Fighting between rebel forces and the Malian army in the northern region of Mali has forced thousands of Malians to flee their homes and head to areas along the border of the country.
The U.N. Refugee Agency, UNHCR, says the growing influx of Malian refugees is creating a crisis situation, especially for women and children. As it stands now they are having to cope with extreme living conditions - very hot temperatures during the day and very cold temperatures at night, along with lack of shelter. The agency says though the health situation is relatively stable right now, there are incidences of malaria and other potentially fatal diseases.
Fatoumata Lejeune-Kaba, a UNHCR representative, said there is an influx of Malian people whose main destinations are the border countries of Mauritania, Niger and Burkina Faso.
“The majority of those people fleeing from Mali to go to neighboring countries are Tuaregs. But there are also other Malians and some people who are originally from Niger. So, we have a mixture from Mali and Niger in one place. But the majority are women and children and Tuaregs,” explained Lejeune-Kaba.
The UNHCR has staff in Mauritania, Niger and Burkina Faso, and they are in the process of setting up registration for the refugees. However, at present, and with a continuing influx of people, it is hard to get an accurate account of the number, but it is in the thousands.
“It is very difficult to get an estimate right now.

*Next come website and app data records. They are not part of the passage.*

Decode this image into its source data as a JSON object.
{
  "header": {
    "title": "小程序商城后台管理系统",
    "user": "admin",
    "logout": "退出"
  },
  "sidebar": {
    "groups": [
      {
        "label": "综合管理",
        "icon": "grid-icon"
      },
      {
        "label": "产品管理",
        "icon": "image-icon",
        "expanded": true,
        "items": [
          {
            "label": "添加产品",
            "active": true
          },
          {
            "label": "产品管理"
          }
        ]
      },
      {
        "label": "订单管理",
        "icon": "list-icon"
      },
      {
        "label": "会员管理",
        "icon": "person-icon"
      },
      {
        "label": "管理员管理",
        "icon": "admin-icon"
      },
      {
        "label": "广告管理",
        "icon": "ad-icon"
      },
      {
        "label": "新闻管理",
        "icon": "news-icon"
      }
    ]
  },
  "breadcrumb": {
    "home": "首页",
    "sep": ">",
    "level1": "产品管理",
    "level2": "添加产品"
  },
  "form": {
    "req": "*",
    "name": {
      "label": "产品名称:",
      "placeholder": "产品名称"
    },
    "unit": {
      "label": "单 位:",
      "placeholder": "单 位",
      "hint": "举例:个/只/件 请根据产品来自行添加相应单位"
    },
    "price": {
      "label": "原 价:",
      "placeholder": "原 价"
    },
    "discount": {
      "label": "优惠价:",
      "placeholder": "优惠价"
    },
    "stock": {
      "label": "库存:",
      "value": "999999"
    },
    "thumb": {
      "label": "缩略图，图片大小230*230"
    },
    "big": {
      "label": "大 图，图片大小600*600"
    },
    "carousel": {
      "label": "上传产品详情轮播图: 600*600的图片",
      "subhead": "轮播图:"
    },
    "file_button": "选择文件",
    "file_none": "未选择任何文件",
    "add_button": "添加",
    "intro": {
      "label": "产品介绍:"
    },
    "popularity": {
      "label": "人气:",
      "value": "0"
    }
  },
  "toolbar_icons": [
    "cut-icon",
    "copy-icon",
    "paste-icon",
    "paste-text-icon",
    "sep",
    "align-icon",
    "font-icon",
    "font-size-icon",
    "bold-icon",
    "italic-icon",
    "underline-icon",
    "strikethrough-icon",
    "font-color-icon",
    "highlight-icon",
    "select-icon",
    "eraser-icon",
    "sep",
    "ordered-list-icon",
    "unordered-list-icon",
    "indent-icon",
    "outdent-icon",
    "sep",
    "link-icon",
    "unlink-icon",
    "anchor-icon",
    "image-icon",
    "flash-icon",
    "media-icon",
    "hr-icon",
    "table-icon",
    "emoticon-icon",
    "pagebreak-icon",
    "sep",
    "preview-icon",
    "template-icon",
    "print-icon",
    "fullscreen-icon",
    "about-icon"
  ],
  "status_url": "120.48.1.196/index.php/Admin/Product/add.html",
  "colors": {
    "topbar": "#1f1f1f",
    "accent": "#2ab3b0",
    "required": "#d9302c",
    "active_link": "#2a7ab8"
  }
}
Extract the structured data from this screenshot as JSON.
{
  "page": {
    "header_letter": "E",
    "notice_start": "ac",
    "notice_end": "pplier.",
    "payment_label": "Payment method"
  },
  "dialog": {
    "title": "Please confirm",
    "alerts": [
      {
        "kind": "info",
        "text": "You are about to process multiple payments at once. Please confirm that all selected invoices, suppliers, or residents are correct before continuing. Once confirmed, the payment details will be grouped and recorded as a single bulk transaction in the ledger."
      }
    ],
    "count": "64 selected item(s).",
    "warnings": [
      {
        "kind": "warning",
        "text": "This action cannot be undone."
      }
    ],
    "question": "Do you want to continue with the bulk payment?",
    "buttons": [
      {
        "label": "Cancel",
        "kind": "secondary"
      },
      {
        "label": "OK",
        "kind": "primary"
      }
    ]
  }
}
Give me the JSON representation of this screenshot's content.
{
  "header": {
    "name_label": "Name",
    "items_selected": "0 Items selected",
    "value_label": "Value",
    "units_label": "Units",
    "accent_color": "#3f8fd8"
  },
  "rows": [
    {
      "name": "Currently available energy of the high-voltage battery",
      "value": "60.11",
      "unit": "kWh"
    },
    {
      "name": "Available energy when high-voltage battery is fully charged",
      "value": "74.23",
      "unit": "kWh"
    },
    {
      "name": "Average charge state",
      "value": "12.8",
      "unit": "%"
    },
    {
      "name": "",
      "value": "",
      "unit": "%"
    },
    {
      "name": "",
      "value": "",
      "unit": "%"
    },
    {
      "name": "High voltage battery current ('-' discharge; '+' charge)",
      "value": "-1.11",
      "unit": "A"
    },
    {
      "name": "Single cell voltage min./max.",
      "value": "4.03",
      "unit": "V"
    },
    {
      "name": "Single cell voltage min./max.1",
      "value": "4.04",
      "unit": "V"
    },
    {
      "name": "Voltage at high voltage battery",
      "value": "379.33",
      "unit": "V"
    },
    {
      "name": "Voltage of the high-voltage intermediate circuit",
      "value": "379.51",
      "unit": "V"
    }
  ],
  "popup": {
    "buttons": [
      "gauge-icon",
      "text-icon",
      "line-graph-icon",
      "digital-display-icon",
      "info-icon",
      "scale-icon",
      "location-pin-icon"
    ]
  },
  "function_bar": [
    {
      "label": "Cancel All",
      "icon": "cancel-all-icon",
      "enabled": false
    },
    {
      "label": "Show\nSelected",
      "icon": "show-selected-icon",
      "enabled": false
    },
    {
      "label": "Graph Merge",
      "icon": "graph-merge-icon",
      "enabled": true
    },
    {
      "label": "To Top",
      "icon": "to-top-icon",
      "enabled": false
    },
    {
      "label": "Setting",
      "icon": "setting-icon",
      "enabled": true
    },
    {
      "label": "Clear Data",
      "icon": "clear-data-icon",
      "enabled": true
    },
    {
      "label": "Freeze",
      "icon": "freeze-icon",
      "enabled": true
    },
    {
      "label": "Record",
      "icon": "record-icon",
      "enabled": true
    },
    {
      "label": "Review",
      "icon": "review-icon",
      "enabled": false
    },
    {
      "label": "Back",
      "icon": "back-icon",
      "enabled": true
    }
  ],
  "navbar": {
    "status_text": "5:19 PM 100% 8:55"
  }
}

In Niger, for example, we are hearing as many as 18,000. In Mauritania, 13,000; Burkina Faso, 8,000. Altogether, we’re talking about way above 30,000, but these are estimates for the time being,” said Lejeune-Kaba, who added, “there are many people waiting on the mountainside of the border and if the situation deteriorates further they are going to cross.”
Despite the horrendous living conditions of the refugees, Lejeune-Kaba says their health condition is stable. “People, while they are in relatively stable health, are suffering from diarrhea, eye infections, malaria, respiratory diseases, as a result of living out in the open where there is no clean water, no soap, or any adequate sanitation facilities, which puts them at risk of spreadable diseases,” said Lejeune-Kaba.
The UNHCR is working with health experts to address the health needs of the Mali Refugees. To hear the complete interview, click on audio.